Sooner or later, you are going to want to copy an e-mail message, a news posting or a World Wide Web document from CCN to a disk on your own personal computer. You may want to do this to keep a copy of an important document on your hard drive, incorporate an e-mail messages into a document you are writing with your own word processor, or to use a downloaded computer program on your own computer. Copying a file from another computer to your own is called downloading. Reversing the process - sending a file from your computer to another - is called uploading.

If requests to the user help team are any indication, downloading is a frequent source of confusion. We'll try and sort things out, but remember that the Help Desk also has information on this topic.

Getting started

First, some preliminaries. If you are connecting to CCN from a "dumb" terminal rather than a personal computer, then you have no disk drives and no place to download to. If you are connecting to CCN via telnet, then this article is not for you either. If you are not sure, then read on. Telnet and dumb terminal users will know who they are.

Before you begin downloading files, make sure your connection to CCN is set up properly. If your screen displays text improperly, or your connection frequently fails, then you should troubleshoot these problems before moving on.
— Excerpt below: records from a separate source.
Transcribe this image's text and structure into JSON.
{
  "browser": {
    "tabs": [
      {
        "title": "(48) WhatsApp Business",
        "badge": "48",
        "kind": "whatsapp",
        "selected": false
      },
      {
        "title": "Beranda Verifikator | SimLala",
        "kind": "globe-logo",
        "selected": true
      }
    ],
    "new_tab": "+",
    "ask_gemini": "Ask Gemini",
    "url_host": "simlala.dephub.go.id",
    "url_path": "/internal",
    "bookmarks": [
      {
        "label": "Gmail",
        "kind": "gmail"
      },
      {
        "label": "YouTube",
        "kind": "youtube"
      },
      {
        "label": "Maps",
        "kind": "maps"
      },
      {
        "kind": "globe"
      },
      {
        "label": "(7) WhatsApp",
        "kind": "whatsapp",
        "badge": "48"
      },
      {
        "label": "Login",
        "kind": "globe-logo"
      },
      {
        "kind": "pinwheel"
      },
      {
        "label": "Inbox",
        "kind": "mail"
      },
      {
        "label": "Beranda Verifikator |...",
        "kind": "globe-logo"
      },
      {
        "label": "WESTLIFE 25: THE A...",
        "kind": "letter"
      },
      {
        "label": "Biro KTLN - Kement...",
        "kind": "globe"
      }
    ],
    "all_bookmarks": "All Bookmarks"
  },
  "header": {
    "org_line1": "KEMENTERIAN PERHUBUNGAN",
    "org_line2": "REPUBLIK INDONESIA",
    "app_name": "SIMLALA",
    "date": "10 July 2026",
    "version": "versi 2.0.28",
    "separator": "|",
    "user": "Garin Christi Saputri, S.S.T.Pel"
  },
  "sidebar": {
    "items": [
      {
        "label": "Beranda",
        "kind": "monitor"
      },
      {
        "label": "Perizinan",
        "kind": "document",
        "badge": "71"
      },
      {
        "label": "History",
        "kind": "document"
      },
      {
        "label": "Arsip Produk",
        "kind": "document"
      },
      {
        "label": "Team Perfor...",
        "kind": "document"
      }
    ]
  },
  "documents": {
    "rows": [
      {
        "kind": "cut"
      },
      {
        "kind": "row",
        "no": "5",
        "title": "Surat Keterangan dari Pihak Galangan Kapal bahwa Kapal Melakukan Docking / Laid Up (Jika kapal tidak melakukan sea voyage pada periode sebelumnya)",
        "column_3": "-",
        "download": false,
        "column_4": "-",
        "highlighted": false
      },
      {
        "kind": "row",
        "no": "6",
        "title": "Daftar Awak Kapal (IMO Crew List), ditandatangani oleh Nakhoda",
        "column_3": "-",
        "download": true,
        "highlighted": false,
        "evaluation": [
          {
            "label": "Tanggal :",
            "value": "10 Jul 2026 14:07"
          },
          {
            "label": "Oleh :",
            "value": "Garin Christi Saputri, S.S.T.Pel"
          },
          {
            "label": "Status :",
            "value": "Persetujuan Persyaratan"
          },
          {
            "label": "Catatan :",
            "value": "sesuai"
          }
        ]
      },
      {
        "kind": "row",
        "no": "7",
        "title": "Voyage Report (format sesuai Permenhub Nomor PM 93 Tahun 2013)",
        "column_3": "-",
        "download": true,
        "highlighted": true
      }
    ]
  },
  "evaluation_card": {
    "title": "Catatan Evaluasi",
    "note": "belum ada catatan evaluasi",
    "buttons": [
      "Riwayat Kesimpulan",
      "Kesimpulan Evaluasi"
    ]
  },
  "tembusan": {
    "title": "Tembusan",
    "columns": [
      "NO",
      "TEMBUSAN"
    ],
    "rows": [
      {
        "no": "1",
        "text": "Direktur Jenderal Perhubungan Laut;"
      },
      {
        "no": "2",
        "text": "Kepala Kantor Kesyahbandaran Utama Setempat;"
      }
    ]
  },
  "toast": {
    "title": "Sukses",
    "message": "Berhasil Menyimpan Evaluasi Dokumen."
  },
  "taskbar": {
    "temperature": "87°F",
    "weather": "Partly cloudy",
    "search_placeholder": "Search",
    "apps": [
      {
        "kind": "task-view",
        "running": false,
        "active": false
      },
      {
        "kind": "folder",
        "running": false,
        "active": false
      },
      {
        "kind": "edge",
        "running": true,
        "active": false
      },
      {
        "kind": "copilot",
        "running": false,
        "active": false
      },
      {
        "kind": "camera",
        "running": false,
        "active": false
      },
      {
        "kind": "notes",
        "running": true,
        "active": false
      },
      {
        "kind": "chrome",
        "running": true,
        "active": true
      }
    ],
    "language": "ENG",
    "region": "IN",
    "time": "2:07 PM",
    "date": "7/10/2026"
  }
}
Here's the basic procedure for downloading: First, you'll choose the file you wish to copy from CCN to your own computer. Then you will tell CCN that you want it to send the file to you, and tell your own computer that you want to receive the file. If all goes well, you'll have a copy of the file on your hard disk or floppy (you get to choose where) in a short time.

Now, the specifics. You might want to print this part, or take notes, since you can't set up your download and read this document at the same time. We'll look first at how to download an e-mail message to your own computer. And take note: there are hundreds of different pieces of communications software used by CCN users. This guide gives only the basic outline of how to download files. You may need to consult your software's manual, or look at some of the help resources on CCN to solve specific problems.

Selecting the file to download

First, enter pine, CCN's e-mail program, just as you normally would to read or send mail. Now choose an existing e-mail message to download. Position your cursor on the e-mail message to select it, and type the E key to export the message. You will see the line EXPORT: (copy message) to file in home directory: appear, asking you for a file name. Type the name that you wish to call the file, such as letter, then press return. The e-mail message has been copied to your file area so it can be downloaded. This file is just a copy; the original e-mail message is not changed or deleted.

Starting the download

You can now exit e-mail. Once you have exited the e-mail program, type g files to take you to your file area. You should see the file you created listed. Cursor down to it to select it, then type d on your keyboard. You will be presented with two options:

[1]Use Kermit to send to your computer
[2]Use Zmodem to send to your computer

If your communications program supports Zmodem, then select this option. If your communications program only supports Kermit, select it instead. Kermit and Zmodem are different methods of moving the file from CCN to your computer; Zmodem is simpler and faster in most situations. If you have Zmodem, try it before you try Kermit.

If you are using Zmodem the file transfer should begin automatically. If you chose the Kermit option, you may be asked to Escape back to your local Kermit and give a RECEIVE command... What this means is that CCN is waiting for you to start the transfer. This will require typing a key or selecting a menu option in your communications program. Check the manual's section on downloading.

The download should now begin. Most programs will give you some indication of the progress of the file transfer. After your communications software alerts you that the download is complete, you can retrieve the file from your hard disk or floppy disk in t he same way you would with any other file.


The exact procedure will vary from one software program to another. The Help Desk has troubleshooting tips on this subject, or check the documentation or on-line help that came with your communications program.

Next month, we'll have a column on some advanced options that will help you streamline the downloading process. If you have questions or problems, seek out help from the Help Desk.


Chebucto Connections TIPS FOR NEWBIES
is edited by Thérèse Mackintosh
who is happy to receive Questions, Comments or Suggestions.
If your browser does not support mail, write to Thérèse later at aa169@ccn·cs·dal·ca.

Last Month: November 1995 Next Month: January 1996